The National Institute for Health and Care Excellence (NICE) has published a new draft guidance not recommending MSD’s cancer blockbuster Keytruda (pembrolizumab) for untreated metastatic or unresectable recurrent head and neck squamous cell carcinoma (HNSCC).
The organisation is calling for an urgent reassessment of the evidence for the drug’s benefit, and has asked for more clinical and cost-effectiveness evidence from MSD.
Evidence from the KEYNOTE-048 trial showed that some patients who have a type of metastatic or unresectable recurrent HNSCC – defined as PD-L1 positive, with a combined positive score of one or more – lived longer longer when treated with Keytruda. However, NICE has said that the uncertainty over the drug lies in the evidence, because the comparator drugs in the trial do not reflect what currently happens in practice in the NHS in England.
As a result, the organisation has announced that the trial does not provide enough evidence that the drug would offer a larger benefit than the current, “extreme” form of chemotherapy.
Professor Kevin Harrington of the institute of cancer research said that he is “disappointed” by the verdict, and that patients will have to wait “even longer before they can access this immunotherapy as the first treatment of choice for advanced head and neck cancer.”

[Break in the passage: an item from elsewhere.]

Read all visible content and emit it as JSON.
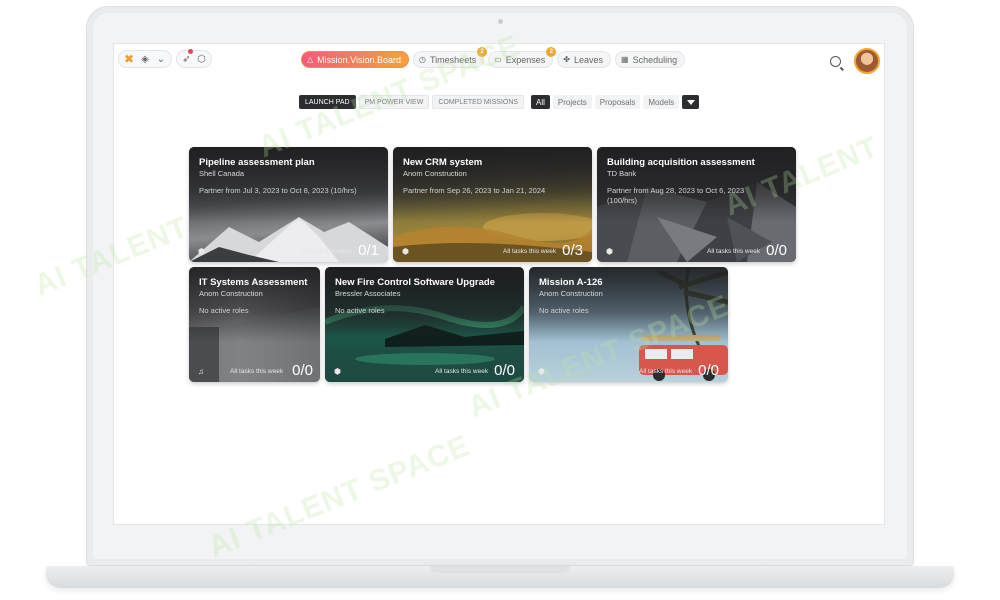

He added that the decision “brings the UK further out of step with clinical practice in the rest of the world, where cancers of the mouth are treated in the same way as other head and neck cancers.”
In November last year the European Commission approved the immunotherapy, which works by increasing the ability of the body’s immune system to help detect and fight tumour cells, as monotherapy or as part of a combination for the first-line treatment of HNSCC.
The list price of Keytruda stands at £2,630 per 100 mg vial, but MSD has a commercial arrangement which makes the treatment available to the NHS with a discount.